August 28, 1969 Family Dog At The Great Highway Grateful Dead/Mickey And The Hartbeats/NRPS
August 29-30, 1969 Family Dog At The Great Highway Grateful Dead/Commander Cody/New Riders Of The Purple Sage/Rubber Duck Company
September 18, 1969 Inn Of The Beginning, Cotati New Riders Of The Purple Sage
Fall 1969, Peninsula School New Riders Of The Purple Sage
Steve Marcus attended this show, and recalls Phil Lesh on bass. This was different than the June event.
October 9, 1969 Inn Of The Beginning, Cotati, CA New Riders Of The Purple Sage
October 14-16, 1969 Mandrake's, Berkeley New Riders of The Purple Sage
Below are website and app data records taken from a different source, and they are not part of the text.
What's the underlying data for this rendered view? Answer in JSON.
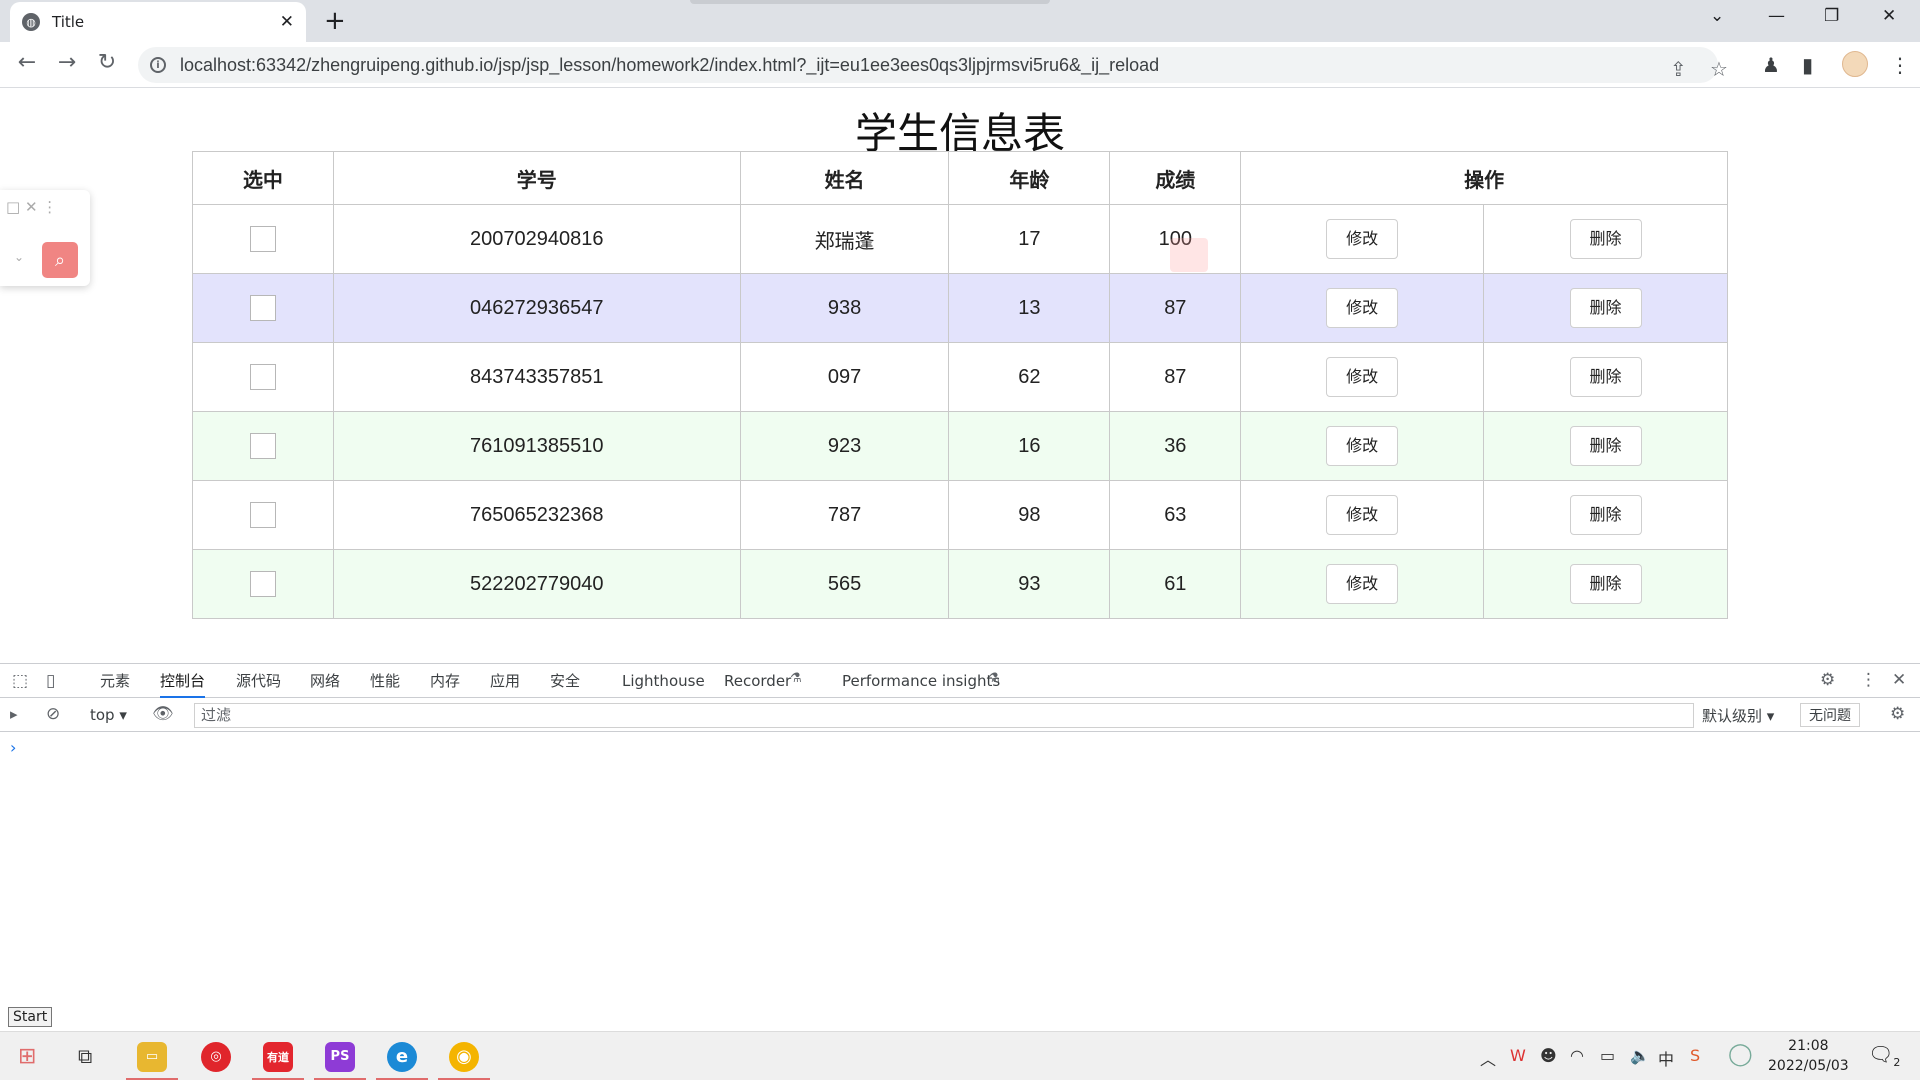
{
  "browser": {
    "tab_title": "Title",
    "url": "localhost:63342/zhengruipeng.github.io/jsp/jsp_lesson/homework2/index.html?_ijt=eu1ee3ees0qs3ljpjrmsvi5ru6&_ij_reload"
  },
  "page": {
    "title": "学生信息表",
    "headers": {
      "select": "选中",
      "id": "学号",
      "name": "姓名",
      "age": "年龄",
      "score": "成绩",
      "actions": "操作"
    },
    "edit_label": "修改",
    "delete_label": "删除",
    "rows": [
      {
        "id": "200702940816",
        "name": "郑瑞蓬",
        "age": "17",
        "score": "100",
        "bg": "white"
      },
      {
        "id": "046272936547",
        "name": "938",
        "age": "13",
        "score": "87",
        "bg": "hover"
      },
      {
        "id": "843743357851",
        "name": "097",
        "age": "62",
        "score": "87",
        "bg": "white"
      },
      {
        "id": "761091385510",
        "name": "923",
        "age": "16",
        "score": "36",
        "bg": "green"
      },
      {
        "id": "765065232368",
        "name": "787",
        "age": "98",
        "score": "63",
        "bg": "white"
      },
      {
        "id": "522202779040",
        "name": "565",
        "age": "93",
        "score": "61",
        "bg": "green"
      }
    ]
  },
  "devtools": {
    "tabs": [
      "元素",
      "控制台",
      "源代码",
      "网络",
      "性能",
      "内存",
      "应用",
      "安全",
      "Lighthouse",
      "Recorder",
      "Performance insights"
    ],
    "active_tab": "控制台",
    "context": "top",
    "filter_placeholder": "过滤",
    "level": "默认级别",
    "issues": "无问题",
    "prompt": "›"
  },
  "taskbar": {
    "start_tooltip": "Start",
    "time": "21:08",
    "date": "2022/05/03",
    "ime": "中",
    "notif_count": "2",
    "apps": [
      {
        "name": "file-explorer",
        "glyph": "",
        "color": "#e8b730"
      },
      {
        "name": "netease-music",
        "glyph": "◎",
        "color": "#e0252b"
      },
      {
        "name": "youdao",
        "glyph": "有道",
        "color": "#e3262e"
      },
      {
        "name": "phpstorm",
        "glyph": "PS",
        "color": "#8e3bd6"
      },
      {
        "name": "edge",
        "glyph": "e",
        "color": "#1c8ad6"
      },
      {
        "name": "chrome",
        "glyph": "◉",
        "color": "#f4b400"
      }
    ]
  },
  "colors": {
    "hover_row": "#e3e3fc",
    "green_row": "#f0fdf1",
    "accent": "#1a73e8"
  }
}
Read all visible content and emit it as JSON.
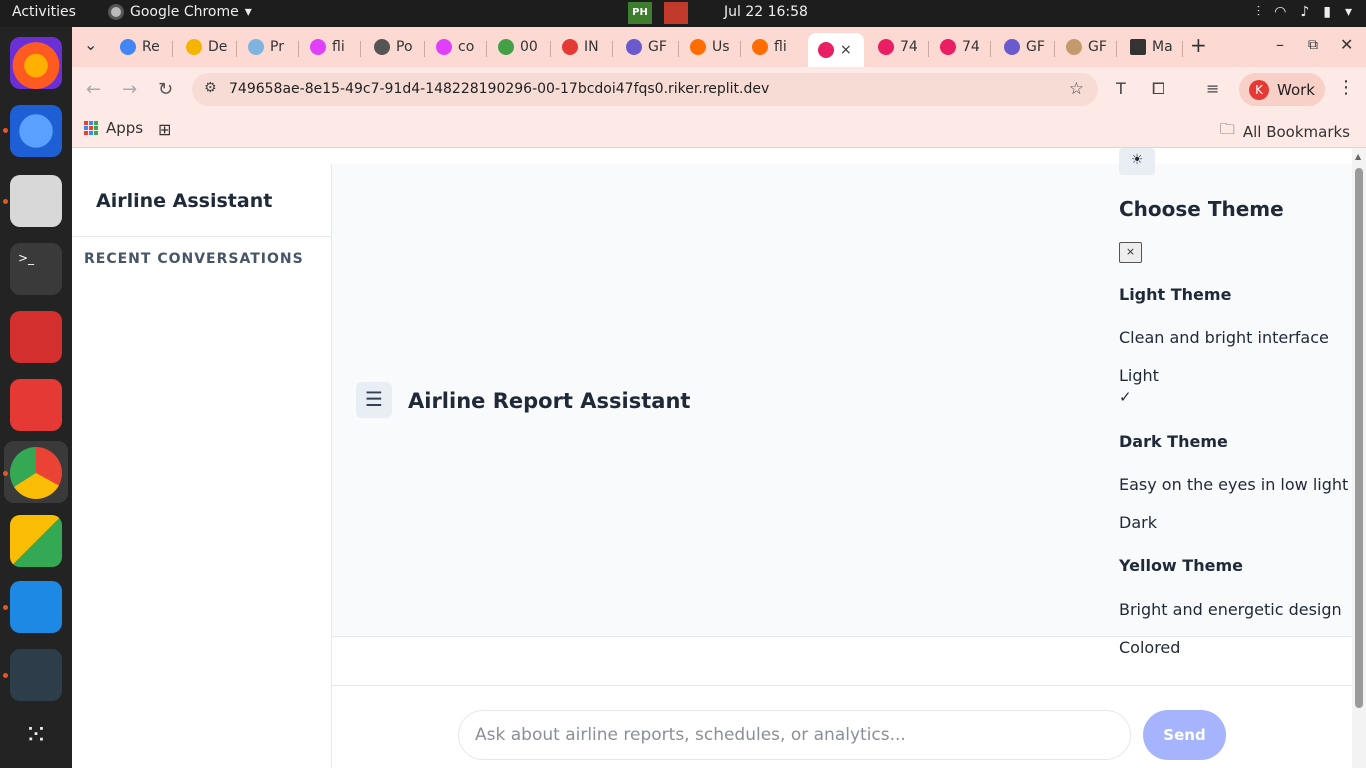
{
  "os": {
    "activities": "Activities",
    "app_name": "Google Chrome",
    "clock": "Jul 22  16:58",
    "ph_label": "PH"
  },
  "browser": {
    "tabs": [
      "Re",
      "De",
      "Pr",
      "fli",
      "Po",
      "co",
      "00",
      "IN",
      "GF",
      "Us",
      "fli",
      "",
      "74",
      "74",
      "GF",
      "GF",
      "Ma"
    ],
    "url": "749658ae-8e15-49c7-91d4-148228190296-00-17bcdoi47fqs0.riker.replit.dev",
    "profile_initial": "K",
    "profile_label": "Work",
    "apps_label": "Apps",
    "all_bookmarks": "All Bookmarks"
  },
  "sidebar": {
    "title": "Airline Assistant",
    "recent_label": "RECENT CONVERSATIONS"
  },
  "main": {
    "title": "Airline Report Assistant",
    "input_placeholder": "Ask about airline reports, schedules, or analytics...",
    "send_label": "Send"
  },
  "theme_panel": {
    "sun_icon": "☀",
    "heading": "Choose Theme",
    "close_label": "×",
    "themes": [
      {
        "name": "Light Theme",
        "description": "Clean and bright interface",
        "option": "Light",
        "selected": "✓"
      },
      {
        "name": "Dark Theme",
        "description": "Easy on the eyes in low light",
        "option": "Dark"
      },
      {
        "name": "Yellow Theme",
        "description": "Bright and energetic design",
        "option": "Colored"
      }
    ]
  },
  "colors": {
    "send_button": "#a5b4fc",
    "tabstrip": "#fcd9d3",
    "header_bg": "#f8fafc"
  }
}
October 17, 1969 Loma Prieta Room, Student Union, San Jose State College, San Jose New Riders Of The Purple Sage/The Fourth Way
October 22, 1969 Family Dog On The Great Highway, San Francisco New Riders Of The Purple Sage/Lazarus
November ?, 1969 Pacific High Recorders demo New Riders Of The Purple Sage
(4 tracks released on the 1986 Relix lp Before Time Began; engineered by Bob Matthews)
November 3-4, 1969 The Matrix, San Francisco New Riders Of The Purple Sage
November 6, 1969 Inn Of The Beginning, Cotati New Riders Of The Purple Sage
November 13, 1969 The Poppycock, Palo Alto New Riders Of The Purple Sage
November 18, 1969 Family Dog On The Great Highway, San Francisco New Riders Of The Purple Sage/David LaFlamme "Square Dance"
November 19, 1969 Fillmore West, San Francisco New Riders Of The Purple Sage/Big Brother and The Holding Company/Barry McGuire & The Doctor Naut Family
November 20, 1969 The Poppycock, Palo Alto New Riders Of The Purple Sage
November 22-23, 1969 Family Dog On The Great Highway, San Francisco New Riders Of The Purple Sage/Anonymous Artists Of America/Devil's Kitchen
November 27, 1969 Family Dog on The Great Highway New Riders Of The Purple Sage/Lamb/Cleveland Wrecking Company/Deacon and The Suprelles/Rafael Garrett Circus
November 28, 1969 Inn Of The Beginning, Cotati New Riders Of The Purple Sage
January 19, 1970 Pauley Ballroom, UC Berkeley, CA: New Riders Of The Purple Sage/Cleanliness and Godliness Skiffle Band Benefit For Center For Educational Change
March 12, 1970 Inn Of The Beginning, Cotati New Riders of The Purple Sage (canceled)
March 13-14, 1970 New Orleans House, Berkeley New Riders of The Purple Sage (canceled, replaced by Big Brother)